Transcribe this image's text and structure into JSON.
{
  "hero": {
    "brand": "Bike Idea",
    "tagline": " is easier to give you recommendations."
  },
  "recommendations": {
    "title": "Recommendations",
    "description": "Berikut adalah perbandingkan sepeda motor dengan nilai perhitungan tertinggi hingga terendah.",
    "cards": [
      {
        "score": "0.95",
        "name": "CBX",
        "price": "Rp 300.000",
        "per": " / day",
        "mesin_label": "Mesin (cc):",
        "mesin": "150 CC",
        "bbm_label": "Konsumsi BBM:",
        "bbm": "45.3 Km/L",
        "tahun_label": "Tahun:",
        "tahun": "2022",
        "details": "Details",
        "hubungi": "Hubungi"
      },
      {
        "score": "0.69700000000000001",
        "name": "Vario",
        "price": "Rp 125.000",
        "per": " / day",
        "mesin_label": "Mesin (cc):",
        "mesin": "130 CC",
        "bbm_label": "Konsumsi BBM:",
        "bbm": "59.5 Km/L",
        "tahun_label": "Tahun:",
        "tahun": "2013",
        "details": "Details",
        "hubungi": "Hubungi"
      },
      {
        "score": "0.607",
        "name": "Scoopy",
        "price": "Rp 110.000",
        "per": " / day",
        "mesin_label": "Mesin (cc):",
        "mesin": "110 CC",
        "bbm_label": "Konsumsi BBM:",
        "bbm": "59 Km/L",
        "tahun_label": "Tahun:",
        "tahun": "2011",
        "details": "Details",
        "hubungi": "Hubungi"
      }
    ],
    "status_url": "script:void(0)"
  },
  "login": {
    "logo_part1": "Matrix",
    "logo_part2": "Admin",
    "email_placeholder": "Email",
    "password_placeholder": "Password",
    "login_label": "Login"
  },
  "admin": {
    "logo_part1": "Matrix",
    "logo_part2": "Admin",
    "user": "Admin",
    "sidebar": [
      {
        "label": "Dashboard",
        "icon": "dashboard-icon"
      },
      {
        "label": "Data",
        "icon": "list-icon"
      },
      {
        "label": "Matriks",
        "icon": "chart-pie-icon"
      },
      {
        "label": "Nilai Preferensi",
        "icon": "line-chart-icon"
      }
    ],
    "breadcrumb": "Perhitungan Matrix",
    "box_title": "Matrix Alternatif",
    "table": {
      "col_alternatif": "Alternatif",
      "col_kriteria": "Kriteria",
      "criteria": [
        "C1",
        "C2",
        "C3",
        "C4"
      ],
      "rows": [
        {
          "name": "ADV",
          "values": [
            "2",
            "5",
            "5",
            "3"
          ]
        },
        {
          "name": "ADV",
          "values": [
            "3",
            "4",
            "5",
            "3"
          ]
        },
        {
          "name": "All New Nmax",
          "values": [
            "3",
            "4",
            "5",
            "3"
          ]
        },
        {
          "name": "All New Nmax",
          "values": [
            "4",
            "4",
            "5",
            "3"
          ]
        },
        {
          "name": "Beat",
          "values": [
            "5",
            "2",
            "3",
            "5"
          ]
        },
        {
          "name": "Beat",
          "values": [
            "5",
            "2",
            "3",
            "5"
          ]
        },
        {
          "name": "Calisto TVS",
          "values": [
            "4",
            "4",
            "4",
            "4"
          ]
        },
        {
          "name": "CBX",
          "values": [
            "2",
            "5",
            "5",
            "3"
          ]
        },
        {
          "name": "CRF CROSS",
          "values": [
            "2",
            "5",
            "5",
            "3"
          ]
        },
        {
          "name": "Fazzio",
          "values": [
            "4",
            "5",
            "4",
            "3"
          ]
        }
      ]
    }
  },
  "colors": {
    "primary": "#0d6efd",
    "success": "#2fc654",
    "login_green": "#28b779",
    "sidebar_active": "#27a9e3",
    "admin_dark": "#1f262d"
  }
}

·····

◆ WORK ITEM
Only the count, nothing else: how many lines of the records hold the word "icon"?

◆ ANSWER FOR THE TASK
4